For a long time, I've toyed with the idea of using Borland Delphi for my programming projects, and each time I've sighed and gone back to C++. I don't need to sigh anymore. Borland's new C++Builder is a hybrid of Delphi and Borland C++ that largely combines the best of both worlds.

Delphi is attractive because of its elegant visual design environment, its good selection of prebuilt components, its form inheritance, its lightning-fast compiler and its two-way tools, which synchronize source code and visual design.

The general development paradigm in C++Builder is just like Delphi's: Drag components from the palette onto the Form Designer, set their properties with the Object Inspector, then double-click on components to add event handlers. Typically, the code you write in event handlers makes extensive use of component objects' methods and properties, which is a mixed blessing. You don't have much code to write, but it tends to have a lot of pointers. For instance, to add the contents of an edit box to a list box when a button is pressed, you can type the code ListBox1-Items-Add(Edit1-Text); into the Button1Click method of the Tform1 object.

C++Builder generates C++ code when you do visual design, but it compiles both C++ and Object Pascal, giving you the ability to leverage any existing Delphi applications.

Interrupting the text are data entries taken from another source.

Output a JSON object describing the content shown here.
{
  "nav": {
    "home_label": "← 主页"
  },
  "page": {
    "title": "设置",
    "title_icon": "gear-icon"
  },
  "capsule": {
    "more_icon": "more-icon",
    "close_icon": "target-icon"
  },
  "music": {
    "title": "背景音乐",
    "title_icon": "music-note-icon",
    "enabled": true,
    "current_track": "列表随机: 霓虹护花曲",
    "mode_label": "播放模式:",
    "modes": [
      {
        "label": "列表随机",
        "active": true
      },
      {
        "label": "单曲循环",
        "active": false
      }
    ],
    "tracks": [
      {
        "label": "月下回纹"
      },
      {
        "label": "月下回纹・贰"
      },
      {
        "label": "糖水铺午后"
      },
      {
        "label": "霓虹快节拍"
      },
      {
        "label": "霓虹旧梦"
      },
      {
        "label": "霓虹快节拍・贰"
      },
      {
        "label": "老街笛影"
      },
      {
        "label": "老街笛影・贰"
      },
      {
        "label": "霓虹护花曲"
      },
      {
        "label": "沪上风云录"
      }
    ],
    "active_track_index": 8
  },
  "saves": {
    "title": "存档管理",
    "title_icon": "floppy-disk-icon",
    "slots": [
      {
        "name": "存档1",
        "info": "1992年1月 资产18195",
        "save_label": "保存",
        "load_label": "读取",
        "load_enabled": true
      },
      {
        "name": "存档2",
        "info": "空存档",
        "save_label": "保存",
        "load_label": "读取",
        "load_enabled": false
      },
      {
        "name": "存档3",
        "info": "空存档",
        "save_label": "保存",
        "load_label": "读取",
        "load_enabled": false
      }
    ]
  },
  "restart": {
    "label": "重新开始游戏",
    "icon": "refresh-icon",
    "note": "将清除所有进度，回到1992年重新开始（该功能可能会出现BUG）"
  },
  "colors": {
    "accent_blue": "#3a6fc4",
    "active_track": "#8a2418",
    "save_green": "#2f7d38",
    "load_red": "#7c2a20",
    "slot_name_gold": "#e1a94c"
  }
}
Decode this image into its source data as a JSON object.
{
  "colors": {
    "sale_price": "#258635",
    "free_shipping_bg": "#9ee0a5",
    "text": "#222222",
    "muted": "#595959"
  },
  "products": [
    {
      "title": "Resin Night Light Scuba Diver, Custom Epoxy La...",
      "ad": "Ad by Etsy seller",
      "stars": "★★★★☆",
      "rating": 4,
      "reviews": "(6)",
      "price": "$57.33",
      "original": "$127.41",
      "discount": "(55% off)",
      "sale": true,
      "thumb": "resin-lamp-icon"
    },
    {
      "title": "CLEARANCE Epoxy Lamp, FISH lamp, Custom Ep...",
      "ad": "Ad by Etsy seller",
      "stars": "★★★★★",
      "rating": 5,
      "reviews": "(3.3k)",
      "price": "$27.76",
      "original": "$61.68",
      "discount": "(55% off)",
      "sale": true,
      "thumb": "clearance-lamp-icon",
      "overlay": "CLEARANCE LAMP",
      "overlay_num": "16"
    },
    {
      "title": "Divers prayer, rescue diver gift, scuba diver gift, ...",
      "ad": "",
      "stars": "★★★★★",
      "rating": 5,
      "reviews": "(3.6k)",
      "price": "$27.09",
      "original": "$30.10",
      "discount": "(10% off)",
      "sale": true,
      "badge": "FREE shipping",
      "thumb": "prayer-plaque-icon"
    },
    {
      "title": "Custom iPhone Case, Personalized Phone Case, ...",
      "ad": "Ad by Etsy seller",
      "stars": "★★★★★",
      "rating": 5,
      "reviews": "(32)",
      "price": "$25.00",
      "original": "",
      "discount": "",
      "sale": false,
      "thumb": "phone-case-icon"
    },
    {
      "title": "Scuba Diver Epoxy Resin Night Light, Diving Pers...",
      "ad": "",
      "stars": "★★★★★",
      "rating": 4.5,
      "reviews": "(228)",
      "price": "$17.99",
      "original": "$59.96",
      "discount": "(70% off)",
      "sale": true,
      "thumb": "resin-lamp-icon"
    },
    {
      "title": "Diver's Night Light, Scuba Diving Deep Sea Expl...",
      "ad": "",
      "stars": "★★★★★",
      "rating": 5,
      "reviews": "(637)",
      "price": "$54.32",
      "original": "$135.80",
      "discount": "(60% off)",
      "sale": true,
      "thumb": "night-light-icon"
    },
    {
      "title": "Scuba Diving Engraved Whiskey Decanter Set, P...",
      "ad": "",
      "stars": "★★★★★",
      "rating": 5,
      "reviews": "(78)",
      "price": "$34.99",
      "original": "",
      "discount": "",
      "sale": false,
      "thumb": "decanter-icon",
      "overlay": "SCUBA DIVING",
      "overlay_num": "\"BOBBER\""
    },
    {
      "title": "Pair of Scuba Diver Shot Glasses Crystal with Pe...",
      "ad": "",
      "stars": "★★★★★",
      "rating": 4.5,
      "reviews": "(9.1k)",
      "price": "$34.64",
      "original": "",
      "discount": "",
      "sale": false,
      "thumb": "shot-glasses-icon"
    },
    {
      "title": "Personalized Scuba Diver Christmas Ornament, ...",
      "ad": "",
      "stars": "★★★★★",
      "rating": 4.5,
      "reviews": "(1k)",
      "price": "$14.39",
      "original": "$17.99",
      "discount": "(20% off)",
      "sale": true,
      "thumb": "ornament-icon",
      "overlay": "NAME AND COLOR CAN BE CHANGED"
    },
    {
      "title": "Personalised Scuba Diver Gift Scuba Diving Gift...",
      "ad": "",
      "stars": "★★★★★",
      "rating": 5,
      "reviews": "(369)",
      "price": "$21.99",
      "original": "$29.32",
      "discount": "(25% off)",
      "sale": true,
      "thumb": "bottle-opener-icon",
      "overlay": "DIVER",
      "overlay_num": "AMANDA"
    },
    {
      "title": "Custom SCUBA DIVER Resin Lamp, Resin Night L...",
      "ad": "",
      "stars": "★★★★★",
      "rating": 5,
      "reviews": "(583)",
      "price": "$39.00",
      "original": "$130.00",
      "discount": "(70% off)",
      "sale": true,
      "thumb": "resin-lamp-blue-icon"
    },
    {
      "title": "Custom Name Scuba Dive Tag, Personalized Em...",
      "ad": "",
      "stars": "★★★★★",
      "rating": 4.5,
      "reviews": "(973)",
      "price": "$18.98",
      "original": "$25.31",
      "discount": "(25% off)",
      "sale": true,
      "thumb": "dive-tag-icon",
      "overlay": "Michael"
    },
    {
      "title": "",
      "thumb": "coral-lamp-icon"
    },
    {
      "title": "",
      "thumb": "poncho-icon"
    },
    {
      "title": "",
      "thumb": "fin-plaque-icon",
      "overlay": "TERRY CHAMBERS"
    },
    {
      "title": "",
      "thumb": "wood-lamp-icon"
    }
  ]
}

This is the environment I want to use for my next Windows application programming project. It replaces Microsoft's Visual C++ 4.0 on our Recommended List.

Borland C++Builder
Price: Standard, $99; Professional, $799; Client/Server, $1,999
Platforms: 3x, 95, NT
Pros: Good visual environment; broad component set; fast speed
Cons: Resource hungry
Disk Space: 195MB (Client/Server)
RAM: 16MB (24MB recommended)
Borland International
800-233-2444, 408-431-1000
Circle #645 or visit Winfo Online

Windows Magazine, April 1997, page 144.

[ Go to April 1997 Table of Contents ]